• Action item: Return only those lines of the listing that hold the word "skifergasstudie".

• Recorded data:
────────────────────

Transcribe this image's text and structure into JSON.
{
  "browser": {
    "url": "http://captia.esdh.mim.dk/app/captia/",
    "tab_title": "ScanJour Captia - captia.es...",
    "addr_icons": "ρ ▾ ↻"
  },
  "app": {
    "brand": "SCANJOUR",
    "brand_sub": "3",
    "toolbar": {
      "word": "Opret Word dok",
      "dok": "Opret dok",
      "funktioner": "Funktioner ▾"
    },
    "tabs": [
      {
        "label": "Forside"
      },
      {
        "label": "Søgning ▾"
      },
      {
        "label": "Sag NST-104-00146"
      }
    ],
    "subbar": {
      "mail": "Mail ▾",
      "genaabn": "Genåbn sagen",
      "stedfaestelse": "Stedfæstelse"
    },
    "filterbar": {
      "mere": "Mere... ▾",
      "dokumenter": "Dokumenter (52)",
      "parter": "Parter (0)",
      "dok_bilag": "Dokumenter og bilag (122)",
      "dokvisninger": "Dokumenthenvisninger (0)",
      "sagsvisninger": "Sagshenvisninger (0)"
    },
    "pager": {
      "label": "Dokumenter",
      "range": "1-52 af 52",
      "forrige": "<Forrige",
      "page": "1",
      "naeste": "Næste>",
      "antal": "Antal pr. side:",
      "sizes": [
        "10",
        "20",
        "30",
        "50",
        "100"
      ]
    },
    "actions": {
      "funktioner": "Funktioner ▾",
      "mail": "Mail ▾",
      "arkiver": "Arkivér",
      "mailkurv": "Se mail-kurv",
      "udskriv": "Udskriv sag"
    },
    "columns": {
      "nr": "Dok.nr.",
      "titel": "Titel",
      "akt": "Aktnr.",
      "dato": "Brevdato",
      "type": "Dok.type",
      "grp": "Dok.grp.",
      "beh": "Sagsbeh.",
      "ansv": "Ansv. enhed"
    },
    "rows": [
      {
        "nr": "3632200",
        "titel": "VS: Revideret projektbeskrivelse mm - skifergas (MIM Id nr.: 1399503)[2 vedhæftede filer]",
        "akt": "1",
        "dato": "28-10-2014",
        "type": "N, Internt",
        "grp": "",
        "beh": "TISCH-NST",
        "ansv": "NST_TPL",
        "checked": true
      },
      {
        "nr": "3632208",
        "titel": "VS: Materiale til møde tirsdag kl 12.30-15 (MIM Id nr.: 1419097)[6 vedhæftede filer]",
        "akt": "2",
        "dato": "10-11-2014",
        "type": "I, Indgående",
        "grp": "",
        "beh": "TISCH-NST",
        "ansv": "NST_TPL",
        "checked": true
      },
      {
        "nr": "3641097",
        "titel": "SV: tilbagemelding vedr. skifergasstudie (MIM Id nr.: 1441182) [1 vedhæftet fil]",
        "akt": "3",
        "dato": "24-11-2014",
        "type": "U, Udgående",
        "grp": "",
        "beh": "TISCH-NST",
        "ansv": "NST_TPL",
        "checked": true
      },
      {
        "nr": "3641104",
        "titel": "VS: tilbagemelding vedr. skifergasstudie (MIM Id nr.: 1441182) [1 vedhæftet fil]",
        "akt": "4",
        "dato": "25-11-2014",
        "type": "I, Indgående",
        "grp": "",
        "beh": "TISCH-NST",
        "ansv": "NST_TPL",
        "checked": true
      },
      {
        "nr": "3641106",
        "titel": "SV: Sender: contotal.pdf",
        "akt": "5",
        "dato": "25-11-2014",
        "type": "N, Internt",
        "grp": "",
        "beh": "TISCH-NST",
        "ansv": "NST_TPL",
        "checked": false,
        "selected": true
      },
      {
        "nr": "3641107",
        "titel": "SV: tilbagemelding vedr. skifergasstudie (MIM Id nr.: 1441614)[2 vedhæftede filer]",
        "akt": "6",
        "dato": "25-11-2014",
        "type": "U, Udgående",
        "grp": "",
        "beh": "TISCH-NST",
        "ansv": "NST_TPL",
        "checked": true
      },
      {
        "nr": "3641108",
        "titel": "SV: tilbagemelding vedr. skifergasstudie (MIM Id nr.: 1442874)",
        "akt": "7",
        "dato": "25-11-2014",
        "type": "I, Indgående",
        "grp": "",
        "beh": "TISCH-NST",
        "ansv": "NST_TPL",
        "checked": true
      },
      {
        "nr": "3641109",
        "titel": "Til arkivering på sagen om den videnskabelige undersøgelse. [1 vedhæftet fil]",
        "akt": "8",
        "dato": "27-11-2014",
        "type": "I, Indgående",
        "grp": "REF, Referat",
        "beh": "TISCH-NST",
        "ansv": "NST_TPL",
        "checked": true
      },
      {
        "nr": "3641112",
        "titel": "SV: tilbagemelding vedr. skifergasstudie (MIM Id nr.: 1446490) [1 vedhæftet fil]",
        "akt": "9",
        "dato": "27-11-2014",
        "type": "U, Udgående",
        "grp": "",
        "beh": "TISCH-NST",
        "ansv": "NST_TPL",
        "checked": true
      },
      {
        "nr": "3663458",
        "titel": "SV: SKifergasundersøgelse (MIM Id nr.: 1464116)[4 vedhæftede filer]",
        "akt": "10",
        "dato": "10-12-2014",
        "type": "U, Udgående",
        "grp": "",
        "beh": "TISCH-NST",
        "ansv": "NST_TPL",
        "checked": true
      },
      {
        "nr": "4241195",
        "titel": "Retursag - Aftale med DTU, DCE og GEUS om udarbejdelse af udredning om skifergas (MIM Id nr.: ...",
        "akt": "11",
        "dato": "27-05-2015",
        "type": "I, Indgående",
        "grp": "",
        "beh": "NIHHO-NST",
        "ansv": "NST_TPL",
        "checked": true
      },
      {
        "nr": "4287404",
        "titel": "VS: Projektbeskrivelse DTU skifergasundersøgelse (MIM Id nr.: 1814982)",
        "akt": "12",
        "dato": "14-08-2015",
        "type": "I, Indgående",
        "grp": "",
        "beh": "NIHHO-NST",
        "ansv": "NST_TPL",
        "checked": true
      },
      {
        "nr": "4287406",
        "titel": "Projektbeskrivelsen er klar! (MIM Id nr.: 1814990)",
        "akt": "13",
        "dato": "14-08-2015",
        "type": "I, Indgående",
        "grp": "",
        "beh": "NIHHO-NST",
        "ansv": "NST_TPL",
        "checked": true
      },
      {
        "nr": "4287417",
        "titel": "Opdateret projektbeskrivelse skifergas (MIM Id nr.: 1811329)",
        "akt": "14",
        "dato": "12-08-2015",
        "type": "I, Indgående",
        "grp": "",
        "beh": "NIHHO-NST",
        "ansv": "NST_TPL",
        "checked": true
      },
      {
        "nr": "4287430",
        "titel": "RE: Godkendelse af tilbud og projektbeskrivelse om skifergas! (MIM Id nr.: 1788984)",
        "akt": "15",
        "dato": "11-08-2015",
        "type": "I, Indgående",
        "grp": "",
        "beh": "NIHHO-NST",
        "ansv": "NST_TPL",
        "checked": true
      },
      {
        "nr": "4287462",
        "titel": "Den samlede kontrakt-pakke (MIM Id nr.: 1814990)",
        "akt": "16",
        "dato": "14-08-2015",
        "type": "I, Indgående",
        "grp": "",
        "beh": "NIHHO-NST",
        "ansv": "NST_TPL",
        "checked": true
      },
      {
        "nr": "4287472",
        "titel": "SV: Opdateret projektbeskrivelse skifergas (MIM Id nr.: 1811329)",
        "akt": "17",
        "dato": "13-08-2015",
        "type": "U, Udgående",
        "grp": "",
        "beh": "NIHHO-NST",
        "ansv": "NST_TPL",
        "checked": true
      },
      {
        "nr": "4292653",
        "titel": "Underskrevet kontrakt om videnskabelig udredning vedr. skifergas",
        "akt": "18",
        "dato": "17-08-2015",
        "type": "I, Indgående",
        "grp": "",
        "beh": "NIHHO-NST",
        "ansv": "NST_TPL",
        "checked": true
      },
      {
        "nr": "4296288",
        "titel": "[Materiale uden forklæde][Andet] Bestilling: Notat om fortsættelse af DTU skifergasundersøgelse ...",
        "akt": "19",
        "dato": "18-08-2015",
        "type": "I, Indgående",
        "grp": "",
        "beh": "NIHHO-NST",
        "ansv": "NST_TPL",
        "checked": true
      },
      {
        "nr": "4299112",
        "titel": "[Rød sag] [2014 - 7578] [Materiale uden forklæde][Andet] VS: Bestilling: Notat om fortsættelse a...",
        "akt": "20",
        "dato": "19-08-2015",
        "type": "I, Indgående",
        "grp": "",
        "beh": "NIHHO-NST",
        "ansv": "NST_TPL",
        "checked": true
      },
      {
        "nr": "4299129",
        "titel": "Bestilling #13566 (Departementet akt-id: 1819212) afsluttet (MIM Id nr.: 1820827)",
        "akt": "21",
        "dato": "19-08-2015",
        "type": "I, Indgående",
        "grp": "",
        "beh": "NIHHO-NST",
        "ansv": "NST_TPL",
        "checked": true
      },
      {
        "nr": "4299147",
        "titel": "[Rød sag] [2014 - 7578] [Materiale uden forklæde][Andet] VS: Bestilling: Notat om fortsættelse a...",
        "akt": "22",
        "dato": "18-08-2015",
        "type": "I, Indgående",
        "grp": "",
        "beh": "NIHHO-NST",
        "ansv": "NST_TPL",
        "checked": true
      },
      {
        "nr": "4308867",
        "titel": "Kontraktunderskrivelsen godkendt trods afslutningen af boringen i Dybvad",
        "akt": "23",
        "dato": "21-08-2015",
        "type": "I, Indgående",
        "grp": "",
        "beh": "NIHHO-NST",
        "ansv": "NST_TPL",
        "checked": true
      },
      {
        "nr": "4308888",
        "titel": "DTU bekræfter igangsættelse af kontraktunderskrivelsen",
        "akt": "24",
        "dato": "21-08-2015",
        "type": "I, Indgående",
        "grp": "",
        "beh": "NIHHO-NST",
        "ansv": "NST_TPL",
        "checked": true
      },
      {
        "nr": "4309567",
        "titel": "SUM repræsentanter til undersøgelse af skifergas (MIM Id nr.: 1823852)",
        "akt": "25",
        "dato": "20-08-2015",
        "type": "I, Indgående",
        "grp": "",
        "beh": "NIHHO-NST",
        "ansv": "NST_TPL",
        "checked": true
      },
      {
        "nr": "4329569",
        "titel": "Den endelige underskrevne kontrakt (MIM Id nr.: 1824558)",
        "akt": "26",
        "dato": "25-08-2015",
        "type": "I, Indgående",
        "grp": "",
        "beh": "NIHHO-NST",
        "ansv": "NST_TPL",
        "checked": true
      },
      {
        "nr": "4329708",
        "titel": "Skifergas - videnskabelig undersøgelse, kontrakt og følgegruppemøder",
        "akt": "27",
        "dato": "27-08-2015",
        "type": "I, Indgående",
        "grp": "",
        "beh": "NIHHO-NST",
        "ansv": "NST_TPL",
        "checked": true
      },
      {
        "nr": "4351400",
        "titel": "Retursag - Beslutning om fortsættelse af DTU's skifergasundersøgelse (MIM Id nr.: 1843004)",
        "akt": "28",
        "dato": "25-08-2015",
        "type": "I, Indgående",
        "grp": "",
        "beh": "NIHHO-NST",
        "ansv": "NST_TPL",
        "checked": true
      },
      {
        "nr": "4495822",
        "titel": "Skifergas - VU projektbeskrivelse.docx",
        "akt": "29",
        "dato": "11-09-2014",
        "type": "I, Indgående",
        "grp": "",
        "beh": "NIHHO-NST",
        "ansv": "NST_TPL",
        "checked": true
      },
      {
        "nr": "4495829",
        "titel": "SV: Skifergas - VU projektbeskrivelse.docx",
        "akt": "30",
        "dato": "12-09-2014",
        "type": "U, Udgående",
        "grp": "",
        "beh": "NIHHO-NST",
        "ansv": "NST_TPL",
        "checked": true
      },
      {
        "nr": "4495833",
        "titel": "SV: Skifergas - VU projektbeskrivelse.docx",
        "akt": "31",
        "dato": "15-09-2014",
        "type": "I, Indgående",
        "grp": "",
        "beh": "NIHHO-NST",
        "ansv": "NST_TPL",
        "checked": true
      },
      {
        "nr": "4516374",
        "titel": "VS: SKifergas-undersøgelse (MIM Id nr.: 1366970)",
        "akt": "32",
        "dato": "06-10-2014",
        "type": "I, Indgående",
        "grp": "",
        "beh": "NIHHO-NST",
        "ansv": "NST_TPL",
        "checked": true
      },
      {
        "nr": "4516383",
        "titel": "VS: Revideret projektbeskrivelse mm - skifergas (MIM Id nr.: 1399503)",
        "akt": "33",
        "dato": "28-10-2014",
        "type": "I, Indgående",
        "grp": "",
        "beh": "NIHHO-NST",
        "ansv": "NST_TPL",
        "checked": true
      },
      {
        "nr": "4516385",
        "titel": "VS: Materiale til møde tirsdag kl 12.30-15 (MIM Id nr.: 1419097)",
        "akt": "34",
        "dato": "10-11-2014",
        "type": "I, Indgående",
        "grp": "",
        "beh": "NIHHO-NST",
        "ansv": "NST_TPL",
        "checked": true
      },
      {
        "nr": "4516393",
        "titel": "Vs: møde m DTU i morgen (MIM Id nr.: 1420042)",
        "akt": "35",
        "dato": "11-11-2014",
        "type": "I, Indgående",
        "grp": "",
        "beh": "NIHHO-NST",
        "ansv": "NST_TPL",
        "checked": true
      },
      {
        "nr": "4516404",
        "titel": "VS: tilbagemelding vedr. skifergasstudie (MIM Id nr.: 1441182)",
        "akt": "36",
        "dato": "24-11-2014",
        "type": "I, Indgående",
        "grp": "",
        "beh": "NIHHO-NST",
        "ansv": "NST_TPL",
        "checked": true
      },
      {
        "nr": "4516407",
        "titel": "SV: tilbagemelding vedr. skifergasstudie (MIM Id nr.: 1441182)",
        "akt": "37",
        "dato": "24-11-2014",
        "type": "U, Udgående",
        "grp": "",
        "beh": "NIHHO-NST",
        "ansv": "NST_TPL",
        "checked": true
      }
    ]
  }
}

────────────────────

• Exercise answer:
        "titel": "SV: tilbagemelding vedr. skifergasstudie (MIM Id nr.: 1441182) [1 vedhæftet fil]",
        "titel": "VS: tilbagemelding vedr. skifergasstudie (MIM Id nr.: 1441182) [1 vedhæftet fil]",
        "titel": "SV: tilbagemelding vedr. skifergasstudie (MIM Id nr.: 1441614)[2 vedhæftede filer]",
        "titel": "SV: tilbagemelding vedr. skifergasstudie (MIM Id nr.: 1442874)",
        "titel": "SV: tilbagemelding vedr. skifergasstudie (MIM Id nr.: 1446490) [1 vedhæftet fil]",
        "titel": "VS: tilbagemelding vedr. skifergasstudie (MIM Id nr.: 1441182)",
        "titel": "SV: tilbagemelding vedr. skifergasstudie (MIM Id nr.: 1441182)",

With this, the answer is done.